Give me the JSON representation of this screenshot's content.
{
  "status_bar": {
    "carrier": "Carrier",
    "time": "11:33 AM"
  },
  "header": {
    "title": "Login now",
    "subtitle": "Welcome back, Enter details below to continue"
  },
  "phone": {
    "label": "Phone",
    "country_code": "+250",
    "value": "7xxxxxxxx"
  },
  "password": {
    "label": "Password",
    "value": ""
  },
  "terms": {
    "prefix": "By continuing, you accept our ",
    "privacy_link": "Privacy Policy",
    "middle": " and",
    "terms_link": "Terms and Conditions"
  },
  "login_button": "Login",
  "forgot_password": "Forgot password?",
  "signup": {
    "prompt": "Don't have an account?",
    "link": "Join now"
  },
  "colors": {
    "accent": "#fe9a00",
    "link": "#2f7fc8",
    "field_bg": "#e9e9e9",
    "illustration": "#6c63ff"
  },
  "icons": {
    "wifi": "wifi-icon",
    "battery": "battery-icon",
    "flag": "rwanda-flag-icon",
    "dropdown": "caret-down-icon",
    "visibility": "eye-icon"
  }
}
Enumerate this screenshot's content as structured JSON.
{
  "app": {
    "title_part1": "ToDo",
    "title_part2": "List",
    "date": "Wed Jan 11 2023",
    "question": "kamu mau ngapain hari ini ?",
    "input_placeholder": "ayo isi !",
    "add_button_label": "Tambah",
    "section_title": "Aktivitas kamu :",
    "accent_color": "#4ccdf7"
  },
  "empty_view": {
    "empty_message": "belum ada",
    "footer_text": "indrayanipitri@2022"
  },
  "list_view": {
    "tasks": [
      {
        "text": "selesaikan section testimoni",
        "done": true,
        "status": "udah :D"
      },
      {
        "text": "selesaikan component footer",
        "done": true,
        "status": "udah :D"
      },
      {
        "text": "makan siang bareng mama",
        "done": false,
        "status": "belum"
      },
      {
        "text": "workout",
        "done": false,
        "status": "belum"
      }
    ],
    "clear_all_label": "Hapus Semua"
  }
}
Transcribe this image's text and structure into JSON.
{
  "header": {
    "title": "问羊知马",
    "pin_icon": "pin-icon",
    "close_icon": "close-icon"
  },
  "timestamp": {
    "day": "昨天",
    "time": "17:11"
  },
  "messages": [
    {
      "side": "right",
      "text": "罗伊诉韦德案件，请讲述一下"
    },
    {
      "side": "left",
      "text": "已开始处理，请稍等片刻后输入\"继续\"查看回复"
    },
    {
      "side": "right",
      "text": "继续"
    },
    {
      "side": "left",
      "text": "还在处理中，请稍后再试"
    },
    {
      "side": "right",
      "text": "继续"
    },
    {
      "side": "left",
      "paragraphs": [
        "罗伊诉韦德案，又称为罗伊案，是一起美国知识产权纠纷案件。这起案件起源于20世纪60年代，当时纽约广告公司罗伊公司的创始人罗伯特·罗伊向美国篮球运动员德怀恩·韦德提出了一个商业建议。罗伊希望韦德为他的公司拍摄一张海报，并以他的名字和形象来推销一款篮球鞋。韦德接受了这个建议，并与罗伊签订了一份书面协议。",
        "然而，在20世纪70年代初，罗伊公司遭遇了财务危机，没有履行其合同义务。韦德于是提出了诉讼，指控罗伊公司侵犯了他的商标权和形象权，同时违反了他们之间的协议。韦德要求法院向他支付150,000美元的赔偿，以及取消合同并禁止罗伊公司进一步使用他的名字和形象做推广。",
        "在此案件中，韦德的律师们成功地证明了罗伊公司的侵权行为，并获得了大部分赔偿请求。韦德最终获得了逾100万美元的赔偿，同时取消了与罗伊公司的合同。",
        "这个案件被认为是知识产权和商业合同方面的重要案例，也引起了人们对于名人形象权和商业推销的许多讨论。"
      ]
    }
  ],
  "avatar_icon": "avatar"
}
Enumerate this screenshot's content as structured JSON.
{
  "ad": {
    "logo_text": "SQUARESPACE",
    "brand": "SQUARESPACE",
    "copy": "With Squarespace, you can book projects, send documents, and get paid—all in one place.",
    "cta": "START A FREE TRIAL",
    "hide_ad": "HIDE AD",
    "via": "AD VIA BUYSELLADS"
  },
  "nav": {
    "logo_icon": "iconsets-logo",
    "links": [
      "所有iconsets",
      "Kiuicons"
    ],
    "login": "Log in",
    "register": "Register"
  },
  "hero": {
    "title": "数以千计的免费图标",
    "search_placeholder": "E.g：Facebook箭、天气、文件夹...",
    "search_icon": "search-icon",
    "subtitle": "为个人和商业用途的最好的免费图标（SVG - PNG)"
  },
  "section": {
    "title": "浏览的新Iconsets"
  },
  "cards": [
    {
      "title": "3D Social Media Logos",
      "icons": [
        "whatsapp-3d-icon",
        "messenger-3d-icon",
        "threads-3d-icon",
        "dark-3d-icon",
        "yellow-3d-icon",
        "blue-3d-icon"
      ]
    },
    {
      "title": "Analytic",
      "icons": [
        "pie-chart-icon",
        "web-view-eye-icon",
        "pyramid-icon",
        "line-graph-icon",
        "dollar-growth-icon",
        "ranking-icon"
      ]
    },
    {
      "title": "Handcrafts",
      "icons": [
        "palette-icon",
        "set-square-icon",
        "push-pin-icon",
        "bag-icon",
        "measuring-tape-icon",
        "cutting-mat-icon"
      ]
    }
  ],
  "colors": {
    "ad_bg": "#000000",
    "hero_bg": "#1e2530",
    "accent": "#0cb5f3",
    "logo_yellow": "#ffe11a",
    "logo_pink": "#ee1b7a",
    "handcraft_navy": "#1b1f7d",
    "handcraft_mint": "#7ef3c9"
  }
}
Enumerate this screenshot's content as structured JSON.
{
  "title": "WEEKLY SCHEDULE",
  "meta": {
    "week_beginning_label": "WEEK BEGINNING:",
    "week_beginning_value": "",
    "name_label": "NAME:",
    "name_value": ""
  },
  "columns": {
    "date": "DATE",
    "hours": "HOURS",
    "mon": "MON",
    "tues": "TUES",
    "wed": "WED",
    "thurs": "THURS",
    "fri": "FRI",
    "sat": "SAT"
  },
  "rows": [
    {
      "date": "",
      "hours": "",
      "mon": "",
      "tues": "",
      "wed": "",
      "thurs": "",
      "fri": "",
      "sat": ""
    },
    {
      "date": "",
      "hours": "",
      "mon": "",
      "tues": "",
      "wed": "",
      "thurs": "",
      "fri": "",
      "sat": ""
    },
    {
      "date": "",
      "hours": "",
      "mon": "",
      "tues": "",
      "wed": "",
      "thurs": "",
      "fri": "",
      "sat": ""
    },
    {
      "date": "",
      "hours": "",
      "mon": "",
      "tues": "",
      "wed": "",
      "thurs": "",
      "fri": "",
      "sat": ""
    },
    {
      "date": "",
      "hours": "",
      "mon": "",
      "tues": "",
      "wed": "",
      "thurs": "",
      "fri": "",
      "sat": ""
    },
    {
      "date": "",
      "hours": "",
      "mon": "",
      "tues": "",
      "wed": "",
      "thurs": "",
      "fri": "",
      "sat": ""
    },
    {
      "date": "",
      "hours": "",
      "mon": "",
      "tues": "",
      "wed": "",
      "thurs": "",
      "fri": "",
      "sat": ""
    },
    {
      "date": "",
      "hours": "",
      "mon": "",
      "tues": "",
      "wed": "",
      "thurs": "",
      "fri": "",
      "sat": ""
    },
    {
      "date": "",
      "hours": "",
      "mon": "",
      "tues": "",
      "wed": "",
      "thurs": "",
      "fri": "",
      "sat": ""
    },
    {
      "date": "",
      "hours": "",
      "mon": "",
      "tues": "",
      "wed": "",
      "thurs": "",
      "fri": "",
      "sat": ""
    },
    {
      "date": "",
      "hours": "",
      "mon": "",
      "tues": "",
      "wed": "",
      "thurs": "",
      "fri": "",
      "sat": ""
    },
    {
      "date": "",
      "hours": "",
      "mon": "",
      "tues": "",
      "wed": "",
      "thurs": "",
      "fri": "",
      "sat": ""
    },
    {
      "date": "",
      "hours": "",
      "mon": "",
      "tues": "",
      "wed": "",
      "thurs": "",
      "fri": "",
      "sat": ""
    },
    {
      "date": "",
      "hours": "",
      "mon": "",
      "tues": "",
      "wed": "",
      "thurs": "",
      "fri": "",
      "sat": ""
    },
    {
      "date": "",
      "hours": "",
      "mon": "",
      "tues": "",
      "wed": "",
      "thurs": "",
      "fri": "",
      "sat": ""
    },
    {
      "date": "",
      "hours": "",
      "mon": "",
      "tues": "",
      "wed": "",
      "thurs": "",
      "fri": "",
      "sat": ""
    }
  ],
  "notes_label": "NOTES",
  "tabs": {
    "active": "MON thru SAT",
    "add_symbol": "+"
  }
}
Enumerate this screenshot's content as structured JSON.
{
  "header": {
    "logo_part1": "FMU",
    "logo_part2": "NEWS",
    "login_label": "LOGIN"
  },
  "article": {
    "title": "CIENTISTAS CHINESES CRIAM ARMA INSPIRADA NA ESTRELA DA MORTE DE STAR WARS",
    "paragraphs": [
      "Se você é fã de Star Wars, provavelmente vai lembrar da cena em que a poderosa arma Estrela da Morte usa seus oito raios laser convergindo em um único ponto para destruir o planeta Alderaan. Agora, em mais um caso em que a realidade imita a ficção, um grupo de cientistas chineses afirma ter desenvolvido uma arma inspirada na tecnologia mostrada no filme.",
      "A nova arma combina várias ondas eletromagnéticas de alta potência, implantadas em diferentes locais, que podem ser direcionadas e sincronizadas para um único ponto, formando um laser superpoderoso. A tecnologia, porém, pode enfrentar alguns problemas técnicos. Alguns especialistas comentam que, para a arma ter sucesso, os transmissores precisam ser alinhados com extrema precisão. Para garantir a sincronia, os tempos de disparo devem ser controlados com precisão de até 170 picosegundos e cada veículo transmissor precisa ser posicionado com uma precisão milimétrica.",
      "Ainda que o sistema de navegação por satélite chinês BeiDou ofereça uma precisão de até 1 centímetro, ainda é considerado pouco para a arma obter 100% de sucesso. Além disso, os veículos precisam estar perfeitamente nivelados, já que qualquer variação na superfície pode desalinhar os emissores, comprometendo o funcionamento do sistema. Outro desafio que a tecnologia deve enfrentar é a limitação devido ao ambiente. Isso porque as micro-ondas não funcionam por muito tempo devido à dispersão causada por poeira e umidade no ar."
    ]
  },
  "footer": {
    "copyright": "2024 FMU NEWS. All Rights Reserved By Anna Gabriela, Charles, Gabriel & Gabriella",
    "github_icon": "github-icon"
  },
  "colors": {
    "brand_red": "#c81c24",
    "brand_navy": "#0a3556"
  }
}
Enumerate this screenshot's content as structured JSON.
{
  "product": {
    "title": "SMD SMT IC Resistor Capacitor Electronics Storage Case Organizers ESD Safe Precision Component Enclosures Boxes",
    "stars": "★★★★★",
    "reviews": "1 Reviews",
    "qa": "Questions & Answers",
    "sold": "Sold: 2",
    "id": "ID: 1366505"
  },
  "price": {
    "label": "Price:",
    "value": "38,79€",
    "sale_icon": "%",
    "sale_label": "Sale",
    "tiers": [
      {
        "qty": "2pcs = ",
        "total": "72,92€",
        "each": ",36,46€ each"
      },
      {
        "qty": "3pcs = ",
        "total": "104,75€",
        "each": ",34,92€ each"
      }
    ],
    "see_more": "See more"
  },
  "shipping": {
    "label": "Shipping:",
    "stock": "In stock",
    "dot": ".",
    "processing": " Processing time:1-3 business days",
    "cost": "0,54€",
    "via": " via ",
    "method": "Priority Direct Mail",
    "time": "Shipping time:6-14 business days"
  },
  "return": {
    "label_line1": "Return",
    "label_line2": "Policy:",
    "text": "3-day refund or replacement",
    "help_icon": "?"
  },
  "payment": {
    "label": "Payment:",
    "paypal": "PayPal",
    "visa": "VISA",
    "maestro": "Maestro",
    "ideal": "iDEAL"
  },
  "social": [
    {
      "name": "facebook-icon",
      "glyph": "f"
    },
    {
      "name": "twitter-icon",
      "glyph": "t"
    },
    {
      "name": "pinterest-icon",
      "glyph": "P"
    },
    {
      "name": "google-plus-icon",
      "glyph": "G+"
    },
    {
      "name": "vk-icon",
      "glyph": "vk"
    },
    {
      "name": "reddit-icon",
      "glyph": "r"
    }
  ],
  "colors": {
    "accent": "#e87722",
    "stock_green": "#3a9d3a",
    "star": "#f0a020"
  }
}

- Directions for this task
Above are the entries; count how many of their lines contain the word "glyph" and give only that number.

- Answer to the problem
6